Damien Angelica Walters's story that opens the collection, "The Floating Girls: A Documentary"—someone remind me to go buy her new book IMMEDIATELY. What a brilliant, inventive story, one I will definitely read again.
"Wilderness" by Leticia Trent has major Shirley Jackson vibes mixed with Trent's effortless prose. Creeping dread levels high!
Nadia Bulkin's "And When She Was Bad" has me moving her books up on my TBR list. I've not yet read any of her books and if this story is any indication, I need to get started!
I am grateful, impressed, and overjoyed that Fallon curated such a great collection. In social and political times like what we are currently going through, it is even more important than ever to support artists, especially women. Writers get to the truth. Stories show us our fears, our weaknesses, and how we might persevere.
The horror genre tends to be male-dominated, but this is an in-your-face reminder that ladies have something to say too, and it's just as badass and downright terrifying as anything that men are bringing to the table.
I can't say enough good things about this book. It is one that horror fans should definitely collect and take note of—these writers are damn talented and I can't wait to uncover their backlists and see what they might come out with next.
My huge thanks to WordHorde for sending me a copy of this one to read and review.
This was my 100th book of 2018, and it couldn't have been a better choice. In fact, it might be my favorite book of 2018 so far.
Some books just really hit you in your heart.
This book, it was more like the heart, gut, throat, chest—a full body knockout.
Karen E. Bender’s stories in this new collection are something different, something necessary for our fragile, tumultuous social and political landscape. She begins in small moments in the lives of her characters and crafts emotional, compelling stories that draw you in, until finally you realize the whole story has been about something much larger the whole time.
A woman struggling to find her way and keep herself afloat goes on three interviews, but her interviewers are all stuck in their own loops of self-misery and can’t see beyond the haze of their own problems, however large or small, and it bleeds across the interviews in an unexpected way.
A girl stuck going to Hebrew school twice a week worries about divide between her Hebrew school self and who she is with her friends at her public school, while in the background, violent crimes are perpetrated against people of her faith in other countries.

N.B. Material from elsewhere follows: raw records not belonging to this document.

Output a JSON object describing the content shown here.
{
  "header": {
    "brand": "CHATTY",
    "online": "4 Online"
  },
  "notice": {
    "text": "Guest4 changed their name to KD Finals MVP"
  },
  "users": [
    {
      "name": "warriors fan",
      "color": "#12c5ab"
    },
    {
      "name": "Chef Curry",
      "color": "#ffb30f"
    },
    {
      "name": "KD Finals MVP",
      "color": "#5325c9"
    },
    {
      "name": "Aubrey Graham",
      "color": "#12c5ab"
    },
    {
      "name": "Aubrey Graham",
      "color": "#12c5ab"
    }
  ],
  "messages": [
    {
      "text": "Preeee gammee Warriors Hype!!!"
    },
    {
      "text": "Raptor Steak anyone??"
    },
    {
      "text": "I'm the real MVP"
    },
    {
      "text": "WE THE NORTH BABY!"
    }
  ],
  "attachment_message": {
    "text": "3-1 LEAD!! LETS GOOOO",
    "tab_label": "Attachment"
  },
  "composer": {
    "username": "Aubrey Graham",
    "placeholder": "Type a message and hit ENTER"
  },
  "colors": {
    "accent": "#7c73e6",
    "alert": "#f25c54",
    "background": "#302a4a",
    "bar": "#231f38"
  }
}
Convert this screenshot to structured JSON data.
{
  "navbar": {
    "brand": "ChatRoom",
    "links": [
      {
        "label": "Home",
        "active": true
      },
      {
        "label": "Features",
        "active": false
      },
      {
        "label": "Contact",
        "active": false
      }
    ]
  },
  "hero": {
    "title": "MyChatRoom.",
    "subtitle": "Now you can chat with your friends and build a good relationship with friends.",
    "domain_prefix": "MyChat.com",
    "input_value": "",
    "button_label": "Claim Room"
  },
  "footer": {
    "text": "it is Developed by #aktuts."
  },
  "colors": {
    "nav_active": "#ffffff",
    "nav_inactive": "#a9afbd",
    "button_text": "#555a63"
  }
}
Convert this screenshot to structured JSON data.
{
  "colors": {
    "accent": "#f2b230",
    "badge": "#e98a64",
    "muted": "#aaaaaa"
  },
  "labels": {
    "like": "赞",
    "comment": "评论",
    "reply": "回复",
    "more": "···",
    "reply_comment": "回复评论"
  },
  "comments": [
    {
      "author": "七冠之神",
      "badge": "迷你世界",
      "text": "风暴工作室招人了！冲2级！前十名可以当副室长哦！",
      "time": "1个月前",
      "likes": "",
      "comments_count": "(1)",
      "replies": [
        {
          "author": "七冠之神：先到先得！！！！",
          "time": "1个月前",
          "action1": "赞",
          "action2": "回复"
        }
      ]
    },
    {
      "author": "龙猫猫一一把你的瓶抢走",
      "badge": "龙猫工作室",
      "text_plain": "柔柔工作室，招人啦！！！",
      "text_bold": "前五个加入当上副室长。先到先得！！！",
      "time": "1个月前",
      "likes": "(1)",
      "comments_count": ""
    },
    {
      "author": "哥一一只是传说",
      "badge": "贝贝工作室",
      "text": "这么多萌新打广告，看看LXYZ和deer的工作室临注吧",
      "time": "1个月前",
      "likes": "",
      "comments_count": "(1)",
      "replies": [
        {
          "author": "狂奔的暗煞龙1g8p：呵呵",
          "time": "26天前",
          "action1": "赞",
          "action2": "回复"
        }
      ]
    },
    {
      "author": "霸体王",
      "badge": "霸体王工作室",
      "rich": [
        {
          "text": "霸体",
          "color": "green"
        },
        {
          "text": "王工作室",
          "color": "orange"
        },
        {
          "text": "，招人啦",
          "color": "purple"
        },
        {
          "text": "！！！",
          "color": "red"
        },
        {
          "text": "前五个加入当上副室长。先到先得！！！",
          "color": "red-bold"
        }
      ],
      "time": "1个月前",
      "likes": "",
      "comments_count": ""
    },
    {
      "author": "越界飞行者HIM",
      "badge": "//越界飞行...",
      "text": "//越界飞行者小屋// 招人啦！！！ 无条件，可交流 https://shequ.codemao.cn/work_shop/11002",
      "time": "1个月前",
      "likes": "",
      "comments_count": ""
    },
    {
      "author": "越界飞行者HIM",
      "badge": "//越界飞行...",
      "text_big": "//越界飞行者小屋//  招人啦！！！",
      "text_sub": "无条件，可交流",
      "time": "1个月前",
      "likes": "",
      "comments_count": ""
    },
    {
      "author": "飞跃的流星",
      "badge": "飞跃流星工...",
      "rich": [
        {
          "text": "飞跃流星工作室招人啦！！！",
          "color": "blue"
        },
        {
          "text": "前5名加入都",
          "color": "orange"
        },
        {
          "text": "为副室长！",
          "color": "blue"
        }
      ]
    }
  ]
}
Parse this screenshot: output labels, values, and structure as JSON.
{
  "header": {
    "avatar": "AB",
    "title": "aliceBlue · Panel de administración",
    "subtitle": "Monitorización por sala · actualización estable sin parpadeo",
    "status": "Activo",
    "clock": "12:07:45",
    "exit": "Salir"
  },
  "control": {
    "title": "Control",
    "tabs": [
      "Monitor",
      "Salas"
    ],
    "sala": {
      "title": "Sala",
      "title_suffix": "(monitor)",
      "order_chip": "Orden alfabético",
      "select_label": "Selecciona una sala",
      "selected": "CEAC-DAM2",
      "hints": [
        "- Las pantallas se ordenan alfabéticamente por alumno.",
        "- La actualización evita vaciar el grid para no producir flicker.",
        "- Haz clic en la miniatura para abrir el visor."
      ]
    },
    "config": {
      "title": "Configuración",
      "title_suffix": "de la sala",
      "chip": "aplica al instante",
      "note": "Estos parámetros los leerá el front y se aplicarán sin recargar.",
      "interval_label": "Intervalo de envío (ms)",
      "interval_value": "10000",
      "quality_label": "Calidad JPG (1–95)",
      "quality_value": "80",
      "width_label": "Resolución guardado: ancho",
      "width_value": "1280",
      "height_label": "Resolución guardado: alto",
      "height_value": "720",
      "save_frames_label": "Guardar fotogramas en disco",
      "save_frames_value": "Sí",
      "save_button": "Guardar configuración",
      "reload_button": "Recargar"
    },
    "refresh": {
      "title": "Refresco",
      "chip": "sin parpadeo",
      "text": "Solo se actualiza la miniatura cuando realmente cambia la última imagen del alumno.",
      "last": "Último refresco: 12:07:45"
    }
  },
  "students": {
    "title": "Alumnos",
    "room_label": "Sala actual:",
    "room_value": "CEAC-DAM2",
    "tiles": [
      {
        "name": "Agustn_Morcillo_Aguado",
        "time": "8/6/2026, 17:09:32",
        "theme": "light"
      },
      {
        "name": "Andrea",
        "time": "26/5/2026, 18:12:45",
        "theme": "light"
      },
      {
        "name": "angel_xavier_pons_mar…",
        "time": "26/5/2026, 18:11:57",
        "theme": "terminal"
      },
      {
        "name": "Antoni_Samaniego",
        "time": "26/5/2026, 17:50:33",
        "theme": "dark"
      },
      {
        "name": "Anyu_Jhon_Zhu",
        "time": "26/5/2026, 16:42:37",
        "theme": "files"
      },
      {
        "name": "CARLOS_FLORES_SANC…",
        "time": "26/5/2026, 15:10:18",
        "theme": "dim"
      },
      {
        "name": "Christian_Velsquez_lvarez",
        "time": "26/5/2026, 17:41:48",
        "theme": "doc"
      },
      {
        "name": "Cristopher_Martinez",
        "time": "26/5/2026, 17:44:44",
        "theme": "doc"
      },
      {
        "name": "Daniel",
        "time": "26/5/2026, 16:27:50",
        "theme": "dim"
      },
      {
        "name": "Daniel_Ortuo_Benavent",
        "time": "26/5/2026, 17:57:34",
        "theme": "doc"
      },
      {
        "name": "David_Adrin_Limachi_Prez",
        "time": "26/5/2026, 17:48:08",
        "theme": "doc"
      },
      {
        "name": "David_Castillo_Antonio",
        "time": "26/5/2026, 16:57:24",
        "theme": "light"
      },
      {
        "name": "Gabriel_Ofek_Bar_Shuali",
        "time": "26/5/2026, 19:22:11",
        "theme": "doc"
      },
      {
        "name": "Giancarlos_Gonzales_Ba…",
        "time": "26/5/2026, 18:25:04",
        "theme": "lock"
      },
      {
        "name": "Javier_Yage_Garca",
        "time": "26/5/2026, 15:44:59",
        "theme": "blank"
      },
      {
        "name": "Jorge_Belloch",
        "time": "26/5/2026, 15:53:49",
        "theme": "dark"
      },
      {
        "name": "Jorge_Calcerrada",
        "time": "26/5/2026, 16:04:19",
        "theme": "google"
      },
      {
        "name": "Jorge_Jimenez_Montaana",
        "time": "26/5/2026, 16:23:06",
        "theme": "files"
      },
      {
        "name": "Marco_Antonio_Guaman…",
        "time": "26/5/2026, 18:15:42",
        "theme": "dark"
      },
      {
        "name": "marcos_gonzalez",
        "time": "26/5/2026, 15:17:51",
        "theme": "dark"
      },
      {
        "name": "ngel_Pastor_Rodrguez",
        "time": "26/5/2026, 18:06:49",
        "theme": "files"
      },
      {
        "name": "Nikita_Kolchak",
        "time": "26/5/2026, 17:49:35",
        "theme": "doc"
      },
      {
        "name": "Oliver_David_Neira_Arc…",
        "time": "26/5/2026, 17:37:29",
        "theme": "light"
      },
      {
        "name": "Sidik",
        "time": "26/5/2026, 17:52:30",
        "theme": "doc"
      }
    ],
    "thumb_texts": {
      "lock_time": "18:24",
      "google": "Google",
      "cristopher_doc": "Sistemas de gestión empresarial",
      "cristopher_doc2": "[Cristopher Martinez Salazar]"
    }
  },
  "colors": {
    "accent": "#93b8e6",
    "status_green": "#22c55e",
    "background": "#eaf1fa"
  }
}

In the one genre story set in a dystopian/futuristic landscape, a woman who is lucky to have a job in the diminishing market reads complaints from and awards monetary compensation to people who dislike their jobs but are unable to leave due to restrictions from the government. She is given a promotion, but the complaints take on a darker edge and she struggles to understand the reason behind it all.
Each story is startlingly simple, full of those everyday occurrences that make life both mundane and unique. From simple interactions between strangers in an elevator or on a plane, to the longer narratives, there is a simple clarity, a pure brilliance as Bender turns a light—fiercely—on what is really going on, what really matters.
More than just casting our reflection back at us, these stories dig to the center of socio-political issues in a way that is innately human. You can't help but to feel at the very minimum the unsettling, like walking on uneven ground in the dark, that the stories bring up in your gut. There is something wrong here, I kept thinking, but how can I fix it?
Yes—how do we fix it? Are we, as a country fixable? We are good at commenting on the problems that we see, but are we ready to dig to the root of the problem, to get in there and really clean up the mess we've created?
What will it take?
Reading books like this remind me why writing and reading is so important. Fiction has a voice, and it has something to say, something we should all be listening to.
Huge, expansive and never-ending thanks to Counterpoint Press for putting an ARC of this book in my hands to read and review. It is definitely one I will be recommending to everyone. This book is out in November.
Associate editor, amateur photdographer, bibliophile, and occasional sleuth.